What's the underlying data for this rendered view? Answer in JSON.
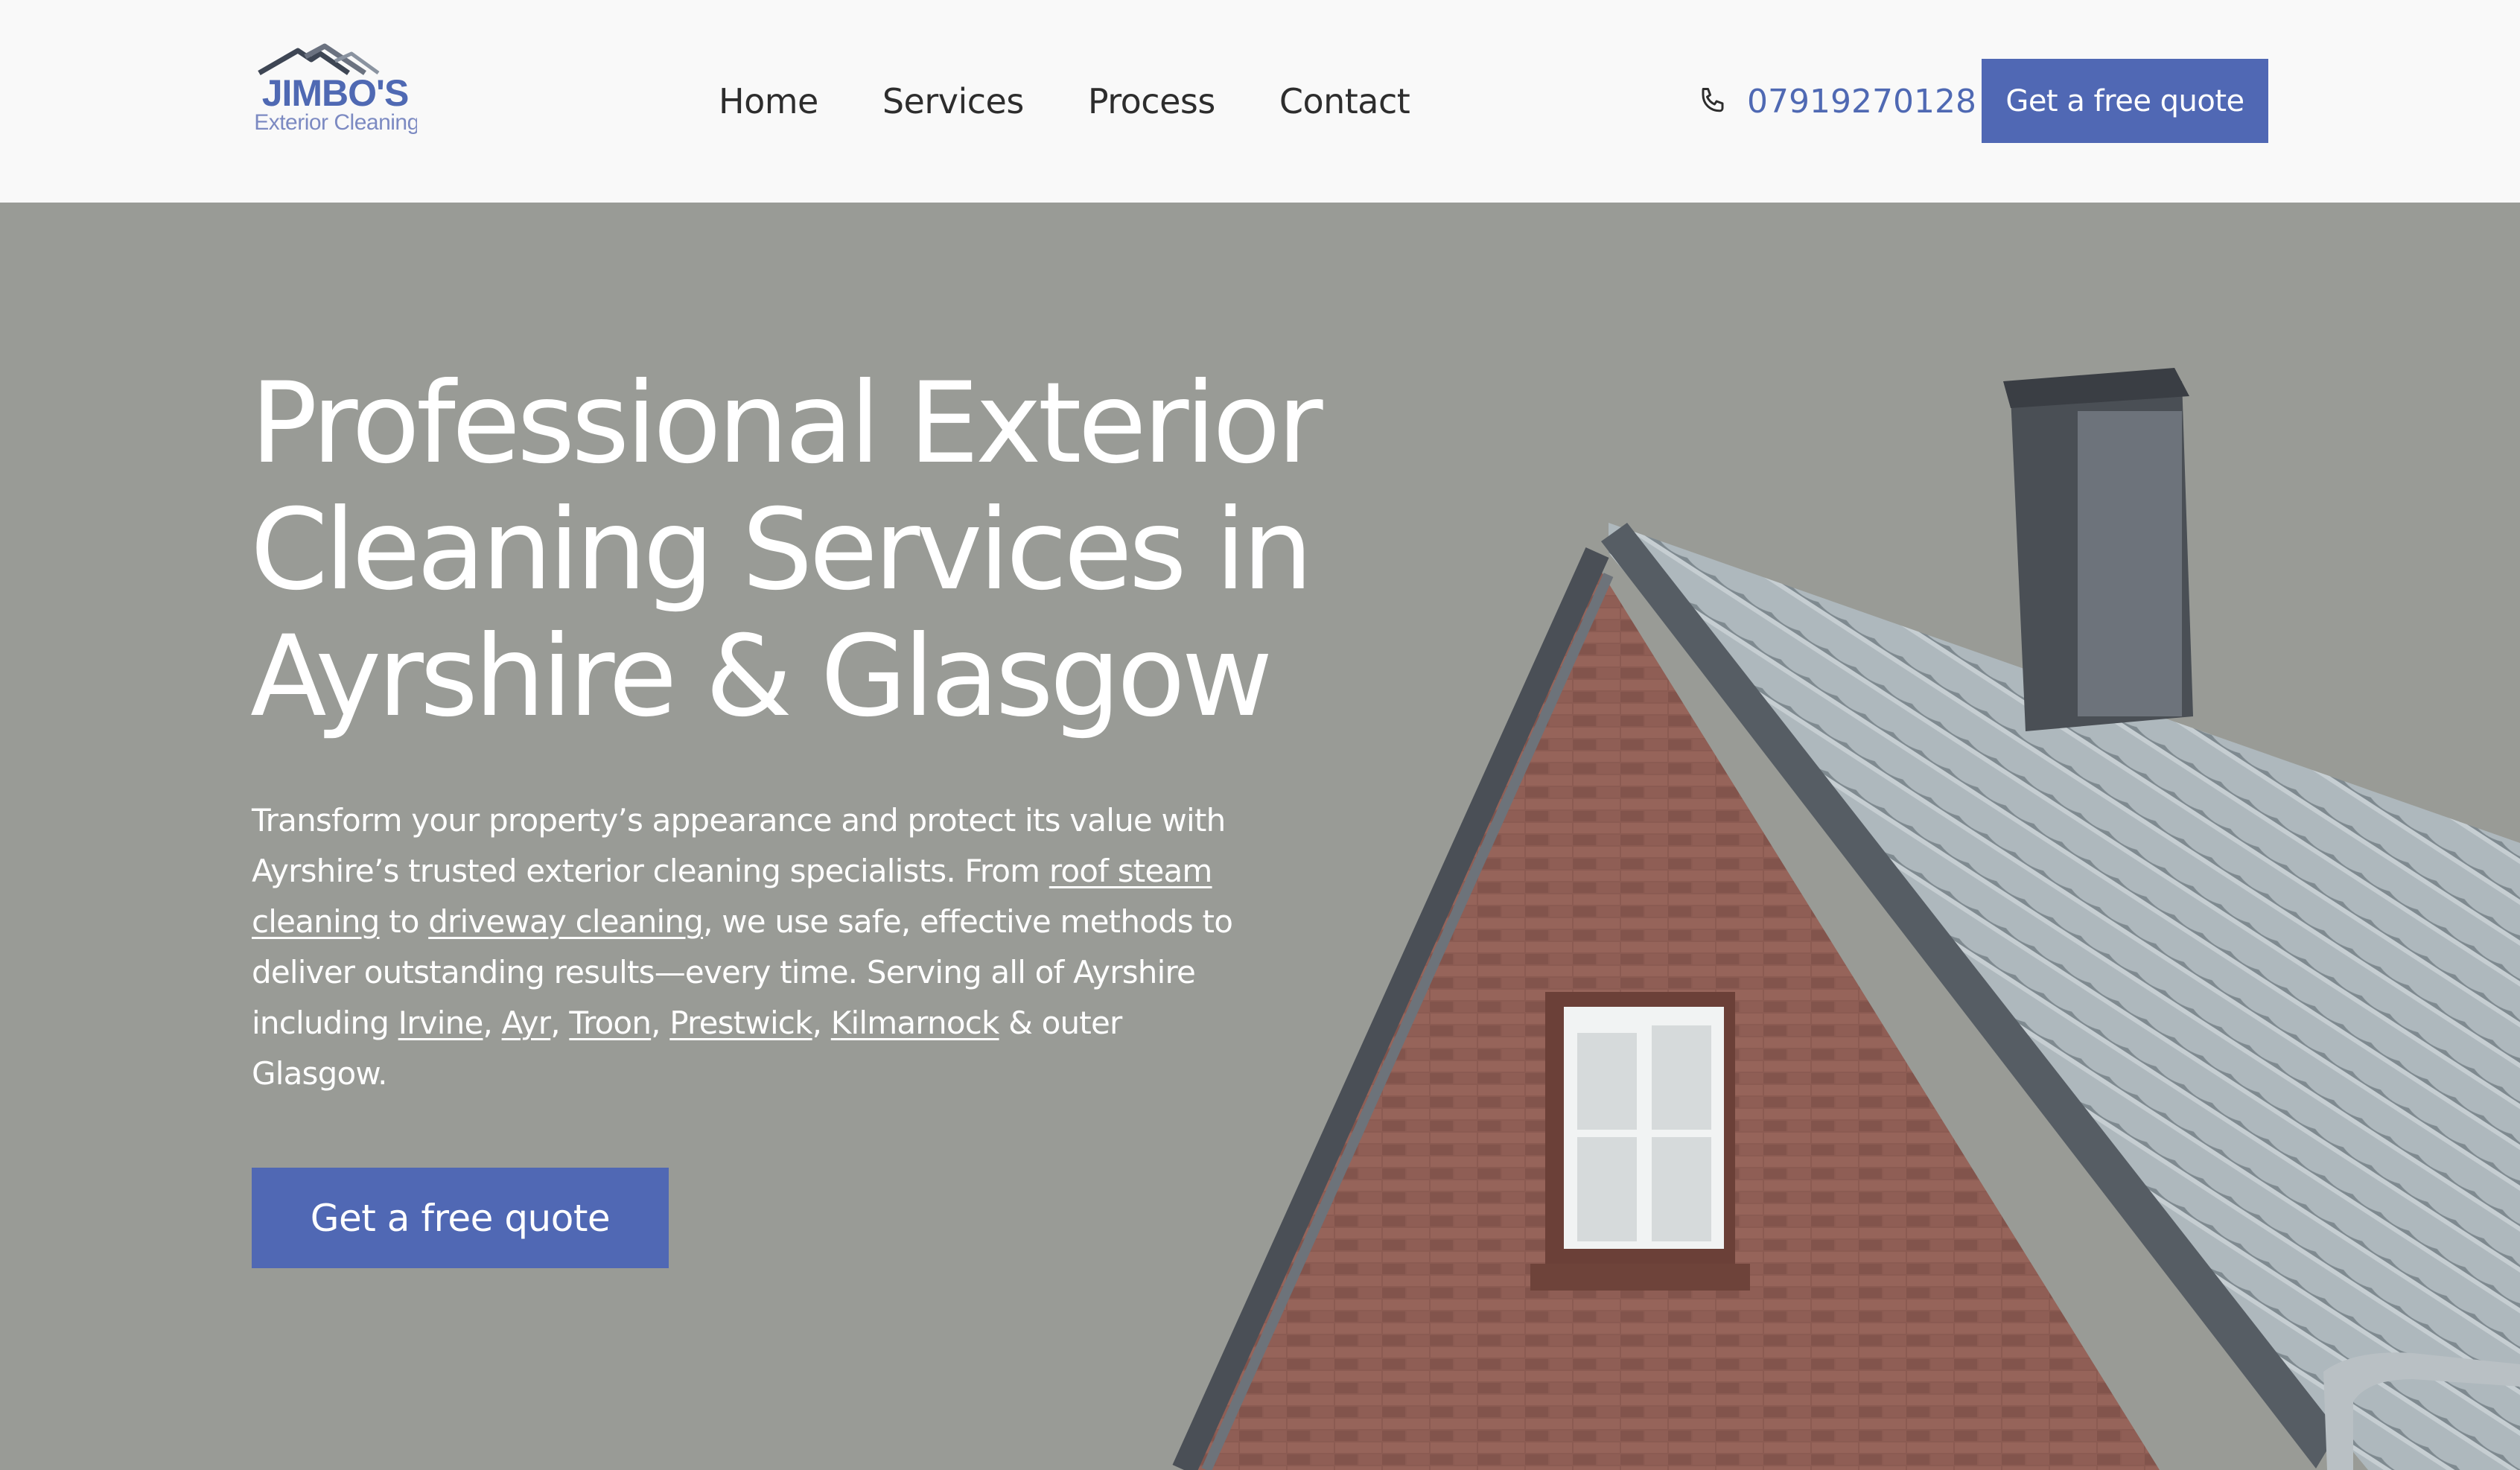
{
  "brand": {
    "name": "JIMBO'S",
    "tagline": "Exterior Cleaning",
    "icon": "house-roof-logo"
  },
  "nav": {
    "items": [
      {
        "label": "Home"
      },
      {
        "label": "Services"
      },
      {
        "label": "Process"
      },
      {
        "label": "Contact"
      }
    ]
  },
  "contact": {
    "phone_icon": "phone-icon",
    "phone": "07919270128"
  },
  "header_cta": {
    "label": "Get a free quote"
  },
  "hero": {
    "title": "Professional Exterior Cleaning Services in Ayrshire & Glasgow",
    "text": {
      "p1": "Transform your property’s appearance and protect its value with Ayrshire’s trusted exterior cleaning specialists. From ",
      "link_roof": "roof steam cleaning",
      "p2": " to ",
      "link_driveway": "driveway cleaning",
      "p3": ", we use safe, effective methods to deliver outstanding results—every time. Serving all of Ayrshire including ",
      "link_irvine": "Irvine",
      "sep1": ", ",
      "link_ayr": "Ayr",
      "sep2": ", ",
      "link_troon": "Troon",
      "sep3": ", ",
      "link_prestwick": "Prestwick",
      "sep4": ", ",
      "link_kilmarnock": "Kilmarnock",
      "p4": " & outer Glasgow."
    },
    "cta_label": "Get a free quote",
    "image": "brick-house-with-snowy-roof"
  },
  "colors": {
    "accent": "#5068b4",
    "phone_text": "#4f69b3",
    "header_bg": "#f9f9f9",
    "hero_bg": "#999b96",
    "brick": "#8a5a52",
    "roof": "#a9b3b8"
  }
}
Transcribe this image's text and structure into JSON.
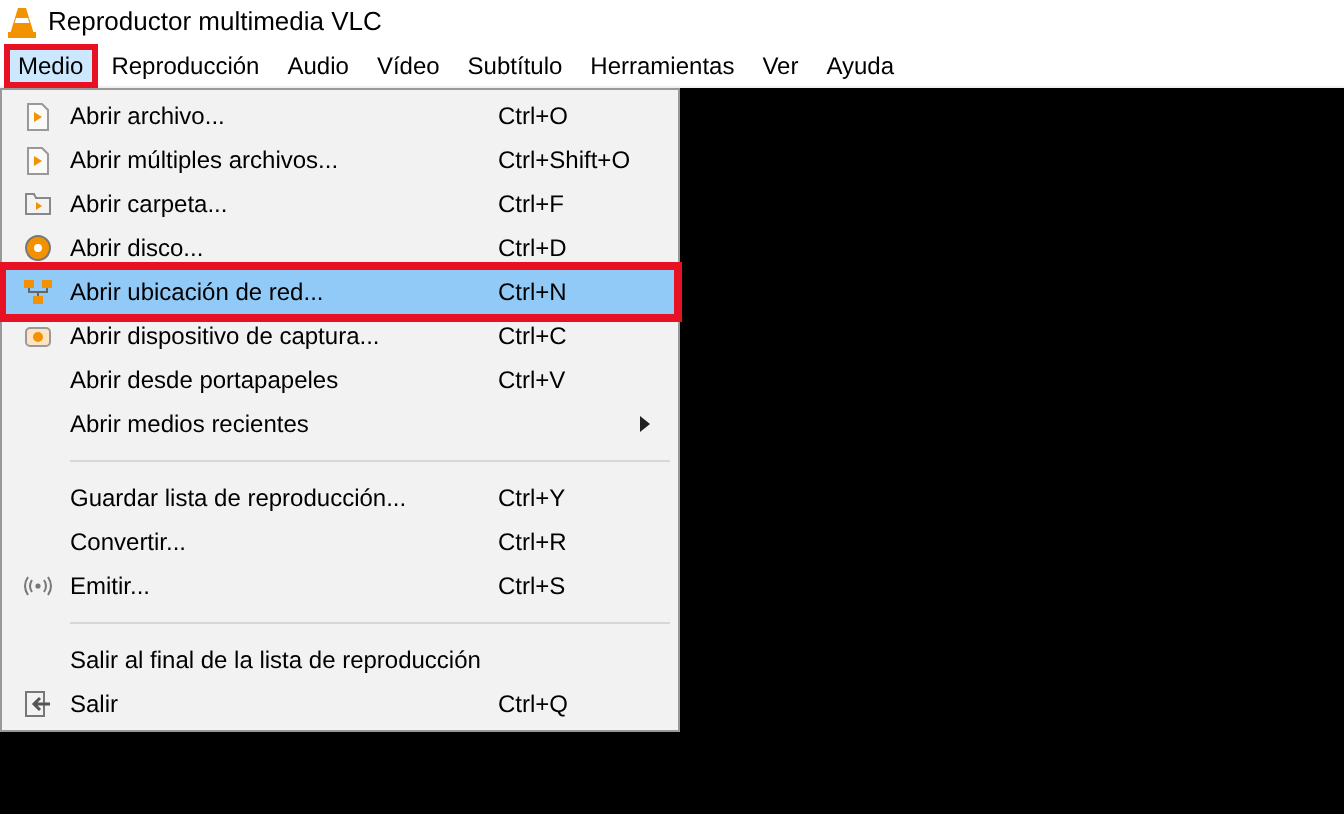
{
  "window": {
    "title": "Reproductor multimedia VLC"
  },
  "menu_bar": [
    {
      "label": "Medio",
      "selected": true,
      "marked": true
    },
    {
      "label": "Reproducción",
      "selected": false,
      "marked": false
    },
    {
      "label": "Audio",
      "selected": false,
      "marked": false
    },
    {
      "label": "Vídeo",
      "selected": false,
      "marked": false
    },
    {
      "label": "Subtítulo",
      "selected": false,
      "marked": false
    },
    {
      "label": "Herramientas",
      "selected": false,
      "marked": false
    },
    {
      "label": "Ver",
      "selected": false,
      "marked": false
    },
    {
      "label": "Ayuda",
      "selected": false,
      "marked": false
    }
  ],
  "menu": [
    {
      "kind": "item",
      "label": "Abrir archivo...",
      "shortcut": "Ctrl+O",
      "selected": false,
      "marked": false
    },
    {
      "kind": "item",
      "label": "Abrir múltiples archivos...",
      "shortcut": "Ctrl+Shift+O",
      "selected": false,
      "marked": false
    },
    {
      "kind": "item",
      "label": "Abrir carpeta...",
      "shortcut": "Ctrl+F",
      "selected": false,
      "marked": false
    },
    {
      "kind": "item",
      "label": "Abrir disco...",
      "shortcut": "Ctrl+D",
      "selected": false,
      "marked": false
    },
    {
      "kind": "item",
      "label": "Abrir ubicación de red...",
      "shortcut": "Ctrl+N",
      "selected": true,
      "marked": true
    },
    {
      "kind": "item",
      "label": "Abrir dispositivo de captura...",
      "shortcut": "Ctrl+C",
      "selected": false,
      "marked": false
    },
    {
      "kind": "item",
      "label": "Abrir desde portapapeles",
      "shortcut": "Ctrl+V",
      "selected": false,
      "marked": false
    },
    {
      "kind": "submenu",
      "label": "Abrir medios recientes",
      "selected": false,
      "marked": false
    },
    {
      "kind": "separator"
    },
    {
      "kind": "item",
      "label": "Guardar lista de reproducción...",
      "shortcut": "Ctrl+Y",
      "selected": false,
      "marked": false
    },
    {
      "kind": "item",
      "label": "Convertir...",
      "shortcut": "Ctrl+R",
      "selected": false,
      "marked": false
    },
    {
      "kind": "item",
      "label": "Emitir...",
      "shortcut": "Ctrl+S",
      "selected": false,
      "marked": false
    },
    {
      "kind": "separator"
    },
    {
      "kind": "item",
      "label": "Salir al final de la lista de reproducción",
      "selected": false,
      "marked": false
    },
    {
      "kind": "item",
      "label": "Salir",
      "shortcut": "Ctrl+Q",
      "selected": false,
      "marked": false
    }
  ]
}
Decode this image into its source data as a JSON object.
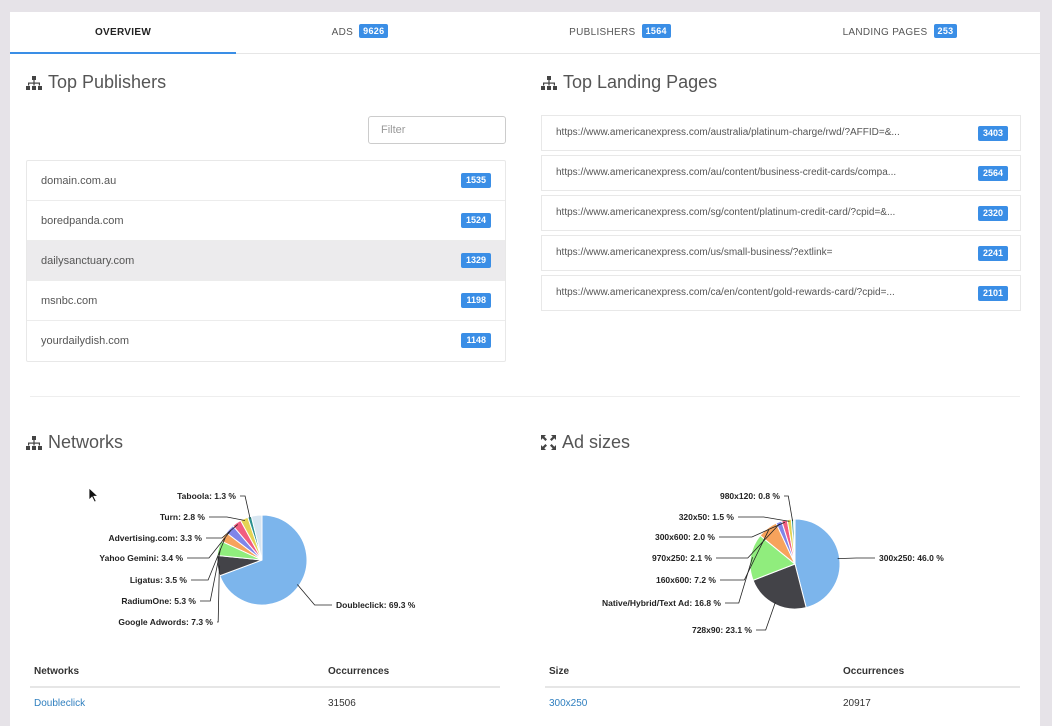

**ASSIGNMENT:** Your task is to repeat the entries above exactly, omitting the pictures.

**WRITTEN ANSWER:**
What's the underlying data for this rendered view? Answer in JSON.
{
  "brand": {
    "name": "JIMBO'S",
    "tagline": "Exterior Cleaning",
    "icon": "house-roof-logo"
  },
  "nav": {
    "items": [
      {
        "label": "Home"
      },
      {
        "label": "Services"
      },
      {
        "label": "Process"
      },
      {
        "label": "Contact"
      }
    ]
  },
  "contact": {
    "phone_icon": "phone-icon",
    "phone": "07919270128"
  },
  "header_cta": {
    "label": "Get a free quote"
  },
  "hero": {
    "title": "Professional Exterior Cleaning Services in Ayrshire & Glasgow",
    "text": {
      "p1": "Transform your property’s appearance and protect its value with Ayrshire’s trusted exterior cleaning specialists. From ",
      "link_roof": "roof steam cleaning",
      "p2": " to ",
      "link_driveway": "driveway cleaning",
      "p3": ", we use safe, effective methods to deliver outstanding results—every time. Serving all of Ayrshire including ",
      "link_irvine": "Irvine",
      "sep1": ", ",
      "link_ayr": "Ayr",
      "sep2": ", ",
      "link_troon": "Troon",
      "sep3": ", ",
      "link_prestwick": "Prestwick",
      "sep4": ", ",
      "link_kilmarnock": "Kilmarnock",
      "p4": " & outer Glasgow."
    },
    "cta_label": "Get a free quote",
    "image": "brick-house-with-snowy-roof"
  },
  "colors": {
    "accent": "#5068b4",
    "phone_text": "#4f69b3",
    "header_bg": "#f9f9f9",
    "hero_bg": "#999b96",
    "brick": "#8a5a52",
    "roof": "#a9b3b8"
  }
}
Transcribe this image's text and structure into JSON.
{
  "window": {
    "title": "Reproductor multimedia VLC"
  },
  "menu_bar": [
    {
      "label": "Medio",
      "selected": true,
      "marked": true
    },
    {
      "label": "Reproducción",
      "selected": false,
      "marked": false
    },
    {
      "label": "Audio",
      "selected": false,
      "marked": false
    },
    {
      "label": "Vídeo",
      "selected": false,
      "marked": false
    },
    {
      "label": "Subtítulo",
      "selected": false,
      "marked": false
    },
    {
      "label": "Herramientas",
      "selected": false,
      "marked": false
    },
    {
      "label": "Ver",
      "selected": false,
      "marked": false
    },
    {
      "label": "Ayuda",
      "selected": false,
      "marked": false
    }
  ],
  "menu": [
    {
      "kind": "item",
      "label": "Abrir archivo...",
      "shortcut": "Ctrl+O",
      "selected": false,
      "marked": false
    },
    {
      "kind": "item",
      "label": "Abrir múltiples archivos...",
      "shortcut": "Ctrl+Shift+O",
      "selected": false,
      "marked": false
    },
    {
      "kind": "item",
      "label": "Abrir carpeta...",
      "shortcut": "Ctrl+F",
      "selected": false,
      "marked": false
    },
    {
      "kind": "item",
      "label": "Abrir disco...",
      "shortcut": "Ctrl+D",
      "selected": false,
      "marked": false
    },
    {
      "kind": "item",
      "label": "Abrir ubicación de red...",
      "shortcut": "Ctrl+N",
      "selected": true,
      "marked": true
    },
    {
      "kind": "item",
      "label": "Abrir dispositivo de captura...",
      "shortcut": "Ctrl+C",
      "selected": false,
      "marked": false
    },
    {
      "kind": "item",
      "label": "Abrir desde portapapeles",
      "shortcut": "Ctrl+V",
      "selected": false,
      "marked": false
    },
    {
      "kind": "submenu",
      "label": "Abrir medios recientes",
      "selected": false,
      "marked": false
    },
    {
      "kind": "separator"
    },
    {
      "kind": "item",
      "label": "Guardar lista de reproducción...",
      "shortcut": "Ctrl+Y",
      "selected": false,
      "marked": false
    },
    {
      "kind": "item",
      "label": "Convertir...",
      "shortcut": "Ctrl+R",
      "selected": false,
      "marked": false
    },
    {
      "kind": "item",
      "label": "Emitir...",
      "shortcut": "Ctrl+S",
      "selected": false,
      "marked": false
    },
    {
      "kind": "separator"
    },
    {
      "kind": "item",
      "label": "Salir al final de la lista de reproducción",
      "selected": false,
      "marked": false
    },
    {
      "kind": "item",
      "label": "Salir",
      "shortcut": "Ctrl+Q",
      "selected": false,
      "marked": false
    }
  ]
}
Decode this image into its source data as a JSON object.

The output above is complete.